This can arise because the distribution of cars in a network is determined by the individual decisions of many drivers, each acting to reduce their own personal travel time instead of working as a group to reduce travelling times overall. Such behaviour often results in suboptimal use of the road network.
In fact, closing roads can even improve traffic congestion.
This highlights that there is a lot of very interesting, challenging, and important mathematics that is involved in efficiently transporting human beings around a modern city.
For example, how should public transport be scheduled to minimise people’s travel times? How should traffic signals be operated to reduce congestion? When and where should we build new roads?
Maths holds the answers
As populations continue to increase, tackling the transportation problem becomes ever more challenging. Mathematics has recently yielded some significant wins, however.
For example, mathematical control of the traffic lights at the entrances to Melbourne’s M1 freeway has already increased travel speeds on the M1 by 25% during the morning peak hour. And this was achieved without the cost of building extra lanes.
As regular commuters know all too well however, significant challenges remain. The term “rush hour” now seems quaintly old-fashioned; morning traffic congestion in Melbourne lasts from 6.30am until 9.30am.
The annual cost of congestion to Victoria is estimated to rise from A$3 billion to A$6 billion by 2020. In addition to these economic costs, there is also the negative impact congestion has on the environment, and on people’s quality of life.
Luckily, there are researchers around the world working on these issues.
A new field: jamology
One of these researchers is Katsuhiro Nishinari from the University of Tokyo. Nishinari played a pioneering role in trying to understand the fundamental behaviour of traffic flows from the perspective of theoretical physics and coined the term “jamology”.
His recent work focuses on studying flows of “self-driven particles”. Self-driven particles are individual, autonomous agents who each follow simple rules, governing their behaviour. Understanding the kinds of behaviour that can emerge from large collections of self-driven particles is an active area of theoretical physics, which can be applied from ants to motorists.
It has been found that there are many common features in the way jams form in flows of such self-driven particles, regardless of whether the particles are insects or people. To physicists, the onset of jamming is an example of a “phase transition”, similar in many ways to the phase transition that a pot of water undergoes when it turns to steam.
You can watch a presentation on jamology by Nishinari in the video below.
Dive into a carpool
On a more immediately practical level, much recent effort within the mathematical community has been expended on improving the efficiency of the transport networks we currently have. Breakthroughs in this direction are due in part to technological advances, which allow detailed information on traffic conditions to be constantly collected and processed.

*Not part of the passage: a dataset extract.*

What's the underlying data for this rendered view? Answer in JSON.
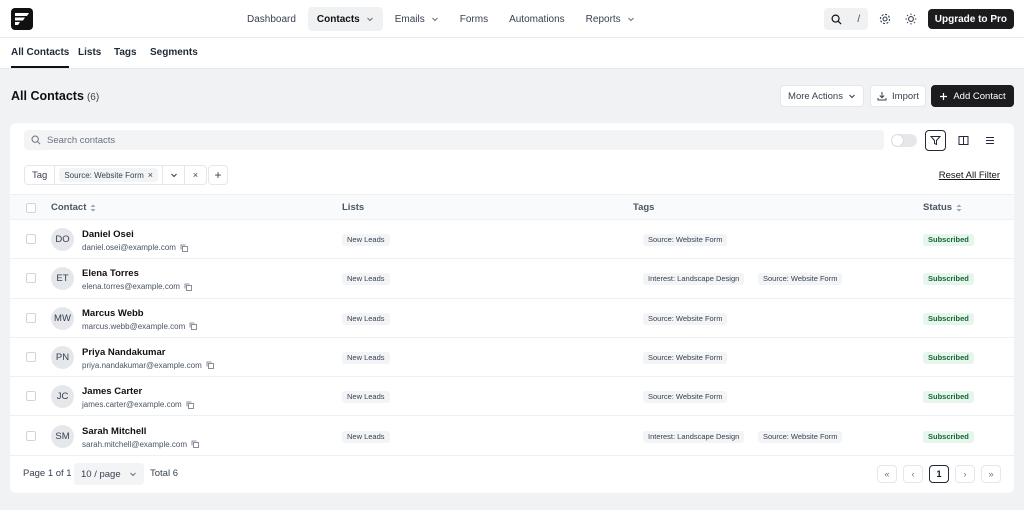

Even more crucial, however, has been the development of improved mathematical models and algorithms to process and harness the new data.
One novel idea gaining traction is real-time collaborative transport, which is essentially carpooling for the 21st century.

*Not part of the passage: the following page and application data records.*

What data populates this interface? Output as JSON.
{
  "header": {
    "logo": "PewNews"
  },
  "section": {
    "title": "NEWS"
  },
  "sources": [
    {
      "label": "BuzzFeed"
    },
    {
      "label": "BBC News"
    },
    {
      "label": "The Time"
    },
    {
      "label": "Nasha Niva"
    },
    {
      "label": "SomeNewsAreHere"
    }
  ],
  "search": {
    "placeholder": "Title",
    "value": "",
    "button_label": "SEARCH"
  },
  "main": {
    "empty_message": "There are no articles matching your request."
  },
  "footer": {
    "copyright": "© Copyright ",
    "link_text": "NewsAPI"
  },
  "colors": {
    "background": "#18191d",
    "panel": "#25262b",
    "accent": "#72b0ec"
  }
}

Using smartphone technologies, an app can efficiently match passengers with vehicles using optimisation algorithms and smart user interfaces. Platforms to accommodate real-time ride-sharing are currently being developed at the University of Melbourne by Stephan Winter and collaborators.
The vehicles used in such schemes could be private cars, but they could also be buses that are routed adaptively, to make sure there’s a bus when and where you need it. A group led by Monash University’s Mark Wallace is currently developing scheduling algorithms capable of controlling such adaptive bus schemes.

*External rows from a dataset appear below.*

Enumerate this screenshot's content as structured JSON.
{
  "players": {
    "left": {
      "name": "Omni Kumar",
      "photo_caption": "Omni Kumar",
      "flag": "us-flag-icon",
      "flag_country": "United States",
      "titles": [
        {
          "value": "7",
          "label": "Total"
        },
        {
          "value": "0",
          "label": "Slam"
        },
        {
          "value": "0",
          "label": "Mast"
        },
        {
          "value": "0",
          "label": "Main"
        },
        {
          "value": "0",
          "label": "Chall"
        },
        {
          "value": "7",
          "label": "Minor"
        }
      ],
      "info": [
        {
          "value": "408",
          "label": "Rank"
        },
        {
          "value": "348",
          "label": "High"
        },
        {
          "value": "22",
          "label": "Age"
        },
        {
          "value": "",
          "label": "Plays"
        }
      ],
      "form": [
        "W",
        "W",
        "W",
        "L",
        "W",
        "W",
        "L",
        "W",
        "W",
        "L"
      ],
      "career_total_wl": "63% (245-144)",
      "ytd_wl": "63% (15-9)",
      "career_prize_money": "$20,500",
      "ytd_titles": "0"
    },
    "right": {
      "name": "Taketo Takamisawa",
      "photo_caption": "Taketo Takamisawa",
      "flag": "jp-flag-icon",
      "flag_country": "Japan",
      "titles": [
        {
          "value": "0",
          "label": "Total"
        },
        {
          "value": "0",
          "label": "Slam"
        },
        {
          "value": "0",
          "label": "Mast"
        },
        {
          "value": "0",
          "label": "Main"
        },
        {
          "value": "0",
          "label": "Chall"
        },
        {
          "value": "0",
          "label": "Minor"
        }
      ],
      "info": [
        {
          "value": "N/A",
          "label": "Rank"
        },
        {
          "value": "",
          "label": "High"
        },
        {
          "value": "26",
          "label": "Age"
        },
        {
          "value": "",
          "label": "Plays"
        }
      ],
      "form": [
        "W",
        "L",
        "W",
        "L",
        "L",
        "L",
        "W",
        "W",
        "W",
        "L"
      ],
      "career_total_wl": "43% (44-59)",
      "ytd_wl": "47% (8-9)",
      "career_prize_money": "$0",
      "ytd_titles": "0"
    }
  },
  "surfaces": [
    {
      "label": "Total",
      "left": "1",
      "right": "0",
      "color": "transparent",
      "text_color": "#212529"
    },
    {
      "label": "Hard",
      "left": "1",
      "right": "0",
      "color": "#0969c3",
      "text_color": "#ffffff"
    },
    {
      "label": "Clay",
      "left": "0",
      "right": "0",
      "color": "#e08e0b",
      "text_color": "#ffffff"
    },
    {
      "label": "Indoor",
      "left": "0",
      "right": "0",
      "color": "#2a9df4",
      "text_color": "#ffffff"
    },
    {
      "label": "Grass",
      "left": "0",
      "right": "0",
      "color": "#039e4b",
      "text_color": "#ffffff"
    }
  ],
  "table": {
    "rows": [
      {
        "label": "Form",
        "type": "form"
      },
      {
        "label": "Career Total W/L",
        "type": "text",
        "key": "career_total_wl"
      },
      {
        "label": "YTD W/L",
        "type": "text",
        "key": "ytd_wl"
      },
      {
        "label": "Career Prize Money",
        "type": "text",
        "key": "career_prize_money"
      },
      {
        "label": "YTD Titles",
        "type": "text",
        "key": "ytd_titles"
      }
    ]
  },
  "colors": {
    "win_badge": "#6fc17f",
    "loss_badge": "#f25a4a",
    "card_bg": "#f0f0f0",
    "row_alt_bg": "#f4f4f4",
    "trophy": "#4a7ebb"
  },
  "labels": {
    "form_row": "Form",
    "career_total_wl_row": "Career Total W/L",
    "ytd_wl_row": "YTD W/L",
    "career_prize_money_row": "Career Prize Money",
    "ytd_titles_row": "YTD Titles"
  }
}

An even broader vision would be to schedule all transport. If drivers notified the transport system each time they started a journey, it could then schedule road use to balance out traffic across the road system and minimise congestion. Simulations suggest even with a small percentage of drivers using the system, users could halve their travel times.
So the next time you find yourself in bumper-to-bumper traffic, instead of leaning on your horn, try pondering some mathematics. Not only will it save your sanity, it could also save you a lot of time.
Mark Wallace will be presenting an overview of many of above topics at a free public lecture on Tuesday June 18 2013: Cheap solutions to the transport problem from 5:30pm-7pm in Theatre S3, Building 25, of Monash University’s Clayton campus.
The lecture forms part of an international program dedicated to the Mathematics of Planet Earth.